**Task material**

--- START ---

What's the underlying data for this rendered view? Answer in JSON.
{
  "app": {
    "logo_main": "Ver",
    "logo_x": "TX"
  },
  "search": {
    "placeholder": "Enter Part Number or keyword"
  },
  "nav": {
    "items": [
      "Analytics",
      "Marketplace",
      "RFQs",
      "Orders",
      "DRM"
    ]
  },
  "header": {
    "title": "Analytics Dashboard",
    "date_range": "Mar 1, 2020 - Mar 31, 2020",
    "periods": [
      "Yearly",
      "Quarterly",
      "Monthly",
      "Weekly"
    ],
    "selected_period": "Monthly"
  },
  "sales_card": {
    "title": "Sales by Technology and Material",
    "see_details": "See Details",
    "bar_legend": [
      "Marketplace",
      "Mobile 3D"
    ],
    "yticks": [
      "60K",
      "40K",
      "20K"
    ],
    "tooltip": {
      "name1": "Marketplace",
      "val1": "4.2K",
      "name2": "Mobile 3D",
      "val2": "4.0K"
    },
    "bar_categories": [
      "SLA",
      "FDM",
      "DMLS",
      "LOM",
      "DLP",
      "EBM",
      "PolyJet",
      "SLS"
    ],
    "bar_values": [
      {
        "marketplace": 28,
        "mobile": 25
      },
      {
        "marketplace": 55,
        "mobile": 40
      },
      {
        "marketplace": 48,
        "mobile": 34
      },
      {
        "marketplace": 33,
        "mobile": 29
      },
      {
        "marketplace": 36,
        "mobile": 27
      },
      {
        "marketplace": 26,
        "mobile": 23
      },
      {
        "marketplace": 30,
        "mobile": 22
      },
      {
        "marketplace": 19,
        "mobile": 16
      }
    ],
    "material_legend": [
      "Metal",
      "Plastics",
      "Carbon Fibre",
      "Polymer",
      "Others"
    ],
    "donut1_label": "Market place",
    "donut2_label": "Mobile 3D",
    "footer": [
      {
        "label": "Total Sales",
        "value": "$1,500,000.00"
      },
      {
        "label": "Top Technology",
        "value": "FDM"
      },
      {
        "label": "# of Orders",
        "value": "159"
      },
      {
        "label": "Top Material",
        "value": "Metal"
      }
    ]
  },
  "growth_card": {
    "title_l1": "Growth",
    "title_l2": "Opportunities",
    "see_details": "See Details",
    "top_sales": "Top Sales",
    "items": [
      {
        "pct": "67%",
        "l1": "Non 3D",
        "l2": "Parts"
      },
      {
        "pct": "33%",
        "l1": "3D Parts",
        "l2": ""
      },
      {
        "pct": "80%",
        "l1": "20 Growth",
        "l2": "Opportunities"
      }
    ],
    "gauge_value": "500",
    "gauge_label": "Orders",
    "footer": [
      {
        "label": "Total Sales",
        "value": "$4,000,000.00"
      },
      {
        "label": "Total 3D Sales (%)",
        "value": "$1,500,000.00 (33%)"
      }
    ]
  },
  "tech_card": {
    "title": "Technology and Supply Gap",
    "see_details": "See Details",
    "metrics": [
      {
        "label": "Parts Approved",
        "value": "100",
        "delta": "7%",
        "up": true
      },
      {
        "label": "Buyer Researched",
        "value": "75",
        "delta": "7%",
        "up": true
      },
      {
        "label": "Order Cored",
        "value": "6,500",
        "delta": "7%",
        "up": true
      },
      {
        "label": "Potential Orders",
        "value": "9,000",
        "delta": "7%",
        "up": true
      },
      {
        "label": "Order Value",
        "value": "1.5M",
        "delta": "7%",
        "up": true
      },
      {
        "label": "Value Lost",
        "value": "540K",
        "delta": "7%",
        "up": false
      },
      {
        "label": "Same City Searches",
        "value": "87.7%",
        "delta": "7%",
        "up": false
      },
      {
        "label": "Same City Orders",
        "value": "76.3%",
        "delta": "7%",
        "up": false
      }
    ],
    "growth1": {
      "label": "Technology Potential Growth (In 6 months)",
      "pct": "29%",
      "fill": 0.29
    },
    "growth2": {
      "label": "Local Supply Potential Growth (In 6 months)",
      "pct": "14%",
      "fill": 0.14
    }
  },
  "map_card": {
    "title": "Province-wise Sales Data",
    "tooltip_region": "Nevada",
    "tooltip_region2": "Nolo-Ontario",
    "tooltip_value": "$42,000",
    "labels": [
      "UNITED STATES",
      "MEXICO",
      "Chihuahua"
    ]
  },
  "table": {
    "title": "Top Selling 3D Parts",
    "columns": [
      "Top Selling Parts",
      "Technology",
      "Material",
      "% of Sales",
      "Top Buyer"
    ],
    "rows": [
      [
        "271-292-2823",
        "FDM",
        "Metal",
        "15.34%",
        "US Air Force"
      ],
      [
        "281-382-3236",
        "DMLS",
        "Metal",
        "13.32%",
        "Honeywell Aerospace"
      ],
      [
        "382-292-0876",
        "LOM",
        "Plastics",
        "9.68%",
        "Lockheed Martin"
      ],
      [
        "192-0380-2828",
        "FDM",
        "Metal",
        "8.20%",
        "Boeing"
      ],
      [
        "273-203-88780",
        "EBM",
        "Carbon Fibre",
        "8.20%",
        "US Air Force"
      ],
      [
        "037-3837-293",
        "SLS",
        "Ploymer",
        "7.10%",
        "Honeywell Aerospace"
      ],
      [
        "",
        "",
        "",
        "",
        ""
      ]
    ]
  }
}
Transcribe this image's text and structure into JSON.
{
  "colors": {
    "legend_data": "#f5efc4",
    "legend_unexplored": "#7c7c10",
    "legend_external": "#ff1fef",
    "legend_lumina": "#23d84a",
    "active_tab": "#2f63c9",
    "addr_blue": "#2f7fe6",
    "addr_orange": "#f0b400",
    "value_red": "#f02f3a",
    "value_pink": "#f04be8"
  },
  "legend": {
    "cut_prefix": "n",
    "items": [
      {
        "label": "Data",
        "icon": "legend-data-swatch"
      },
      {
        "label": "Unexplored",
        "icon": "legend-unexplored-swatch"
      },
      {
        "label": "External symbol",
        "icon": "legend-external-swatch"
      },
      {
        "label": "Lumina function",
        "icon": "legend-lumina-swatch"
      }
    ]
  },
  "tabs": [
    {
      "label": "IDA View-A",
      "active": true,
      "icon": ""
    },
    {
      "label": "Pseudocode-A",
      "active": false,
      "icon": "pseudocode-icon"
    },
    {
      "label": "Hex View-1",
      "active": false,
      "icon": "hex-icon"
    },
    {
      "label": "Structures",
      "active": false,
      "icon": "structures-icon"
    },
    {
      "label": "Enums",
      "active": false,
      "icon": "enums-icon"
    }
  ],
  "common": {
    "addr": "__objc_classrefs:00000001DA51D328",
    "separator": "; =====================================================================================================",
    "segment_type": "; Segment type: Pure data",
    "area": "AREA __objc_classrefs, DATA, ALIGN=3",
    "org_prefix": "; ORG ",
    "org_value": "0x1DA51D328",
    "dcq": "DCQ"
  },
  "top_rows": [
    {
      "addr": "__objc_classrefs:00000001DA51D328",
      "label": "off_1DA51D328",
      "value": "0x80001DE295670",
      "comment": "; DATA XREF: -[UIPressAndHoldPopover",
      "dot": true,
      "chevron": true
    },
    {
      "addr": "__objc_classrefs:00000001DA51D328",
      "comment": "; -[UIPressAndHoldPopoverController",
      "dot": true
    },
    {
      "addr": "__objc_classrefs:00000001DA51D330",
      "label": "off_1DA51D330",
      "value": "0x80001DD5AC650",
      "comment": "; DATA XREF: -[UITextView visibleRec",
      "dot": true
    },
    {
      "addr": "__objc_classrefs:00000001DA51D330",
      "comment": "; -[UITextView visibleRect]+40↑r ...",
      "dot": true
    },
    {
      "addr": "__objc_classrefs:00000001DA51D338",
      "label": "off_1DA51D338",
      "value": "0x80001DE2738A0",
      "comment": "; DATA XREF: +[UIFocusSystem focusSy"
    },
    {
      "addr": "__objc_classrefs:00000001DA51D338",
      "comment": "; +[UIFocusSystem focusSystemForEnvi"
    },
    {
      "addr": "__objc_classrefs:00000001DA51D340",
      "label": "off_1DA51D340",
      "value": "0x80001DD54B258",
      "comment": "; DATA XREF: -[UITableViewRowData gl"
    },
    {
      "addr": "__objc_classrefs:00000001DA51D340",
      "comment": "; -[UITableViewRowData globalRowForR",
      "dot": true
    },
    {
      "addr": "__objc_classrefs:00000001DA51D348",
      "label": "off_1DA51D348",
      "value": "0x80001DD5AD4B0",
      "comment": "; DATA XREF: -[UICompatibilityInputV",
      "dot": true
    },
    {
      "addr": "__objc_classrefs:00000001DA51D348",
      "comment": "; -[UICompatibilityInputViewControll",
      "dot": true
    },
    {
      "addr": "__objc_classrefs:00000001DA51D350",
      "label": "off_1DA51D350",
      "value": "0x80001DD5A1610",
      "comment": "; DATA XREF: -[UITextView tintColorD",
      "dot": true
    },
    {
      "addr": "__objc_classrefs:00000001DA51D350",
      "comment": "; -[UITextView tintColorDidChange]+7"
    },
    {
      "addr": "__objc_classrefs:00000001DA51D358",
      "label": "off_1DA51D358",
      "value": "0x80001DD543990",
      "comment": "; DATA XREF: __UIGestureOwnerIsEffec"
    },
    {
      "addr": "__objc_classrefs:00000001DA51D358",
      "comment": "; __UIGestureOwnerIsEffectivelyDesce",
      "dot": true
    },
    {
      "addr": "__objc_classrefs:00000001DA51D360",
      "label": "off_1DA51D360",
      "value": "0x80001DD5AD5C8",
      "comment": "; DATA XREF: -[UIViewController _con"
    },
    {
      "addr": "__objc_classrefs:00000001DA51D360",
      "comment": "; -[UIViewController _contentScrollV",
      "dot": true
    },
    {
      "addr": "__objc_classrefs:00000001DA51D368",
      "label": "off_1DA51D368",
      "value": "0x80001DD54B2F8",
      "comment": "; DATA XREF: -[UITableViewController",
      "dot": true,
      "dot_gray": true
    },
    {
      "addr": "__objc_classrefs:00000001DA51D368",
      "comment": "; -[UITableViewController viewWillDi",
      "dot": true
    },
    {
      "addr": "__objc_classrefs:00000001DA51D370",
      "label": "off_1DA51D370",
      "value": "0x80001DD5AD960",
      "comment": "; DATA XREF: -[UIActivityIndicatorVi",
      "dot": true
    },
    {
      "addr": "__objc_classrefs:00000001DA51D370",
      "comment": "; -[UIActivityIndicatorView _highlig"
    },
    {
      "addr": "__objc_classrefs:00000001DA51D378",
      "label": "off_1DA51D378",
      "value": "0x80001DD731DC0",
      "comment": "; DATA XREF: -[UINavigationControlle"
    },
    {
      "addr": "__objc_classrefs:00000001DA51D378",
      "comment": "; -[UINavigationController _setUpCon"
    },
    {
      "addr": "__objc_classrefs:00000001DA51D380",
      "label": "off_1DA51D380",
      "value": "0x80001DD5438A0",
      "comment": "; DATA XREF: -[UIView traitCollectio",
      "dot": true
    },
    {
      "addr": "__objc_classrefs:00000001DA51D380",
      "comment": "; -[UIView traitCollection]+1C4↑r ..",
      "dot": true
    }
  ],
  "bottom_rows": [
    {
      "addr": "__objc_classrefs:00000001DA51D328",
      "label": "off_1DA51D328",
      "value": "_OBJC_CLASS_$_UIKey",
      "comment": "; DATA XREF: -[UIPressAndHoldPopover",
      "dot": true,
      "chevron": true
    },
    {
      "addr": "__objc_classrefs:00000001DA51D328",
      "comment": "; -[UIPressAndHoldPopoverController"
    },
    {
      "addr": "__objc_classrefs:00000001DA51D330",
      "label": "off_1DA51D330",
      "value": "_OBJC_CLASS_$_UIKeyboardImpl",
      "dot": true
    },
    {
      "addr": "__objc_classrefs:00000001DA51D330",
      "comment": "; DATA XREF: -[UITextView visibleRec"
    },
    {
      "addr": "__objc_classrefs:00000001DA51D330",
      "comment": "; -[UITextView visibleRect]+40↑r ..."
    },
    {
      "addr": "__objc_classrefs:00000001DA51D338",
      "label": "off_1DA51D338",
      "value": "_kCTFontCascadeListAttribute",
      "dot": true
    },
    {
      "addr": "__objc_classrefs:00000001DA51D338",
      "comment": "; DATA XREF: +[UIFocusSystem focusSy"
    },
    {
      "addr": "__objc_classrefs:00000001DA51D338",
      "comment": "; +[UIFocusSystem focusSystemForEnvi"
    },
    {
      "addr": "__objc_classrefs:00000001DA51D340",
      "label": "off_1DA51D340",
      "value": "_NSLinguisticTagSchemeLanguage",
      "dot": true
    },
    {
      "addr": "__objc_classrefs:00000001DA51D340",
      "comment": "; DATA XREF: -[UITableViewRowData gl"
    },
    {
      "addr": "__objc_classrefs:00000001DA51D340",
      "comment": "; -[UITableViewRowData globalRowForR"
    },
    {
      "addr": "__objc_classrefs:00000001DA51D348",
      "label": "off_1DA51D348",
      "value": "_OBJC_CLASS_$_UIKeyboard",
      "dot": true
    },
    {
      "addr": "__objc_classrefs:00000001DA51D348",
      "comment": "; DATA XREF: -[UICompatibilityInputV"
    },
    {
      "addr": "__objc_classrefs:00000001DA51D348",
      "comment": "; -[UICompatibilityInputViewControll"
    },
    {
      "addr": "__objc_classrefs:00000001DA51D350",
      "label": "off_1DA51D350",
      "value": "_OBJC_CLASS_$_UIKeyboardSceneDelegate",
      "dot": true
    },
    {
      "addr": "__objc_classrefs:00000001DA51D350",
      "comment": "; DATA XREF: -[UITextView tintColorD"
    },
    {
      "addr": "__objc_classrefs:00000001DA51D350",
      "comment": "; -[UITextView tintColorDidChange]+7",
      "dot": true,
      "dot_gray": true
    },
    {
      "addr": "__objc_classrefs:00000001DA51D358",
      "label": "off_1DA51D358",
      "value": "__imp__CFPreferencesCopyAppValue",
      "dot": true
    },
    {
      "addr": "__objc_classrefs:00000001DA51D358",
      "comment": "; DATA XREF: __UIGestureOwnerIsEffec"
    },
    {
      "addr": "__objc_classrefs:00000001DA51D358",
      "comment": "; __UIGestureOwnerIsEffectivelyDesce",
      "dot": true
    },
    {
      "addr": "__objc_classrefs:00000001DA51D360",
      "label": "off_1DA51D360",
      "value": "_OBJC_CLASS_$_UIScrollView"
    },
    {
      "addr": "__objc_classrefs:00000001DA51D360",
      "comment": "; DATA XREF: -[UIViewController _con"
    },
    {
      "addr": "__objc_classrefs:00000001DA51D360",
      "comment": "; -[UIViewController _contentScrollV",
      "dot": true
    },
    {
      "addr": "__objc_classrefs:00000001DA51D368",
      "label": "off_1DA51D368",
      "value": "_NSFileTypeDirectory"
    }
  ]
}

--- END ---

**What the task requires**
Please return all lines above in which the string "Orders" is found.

**Exercise answer**
      "Orders",
        "label": "# of Orders",
    "gauge_label": "Orders",
        "label": "Potential Orders",
        "label": "Same City Orders",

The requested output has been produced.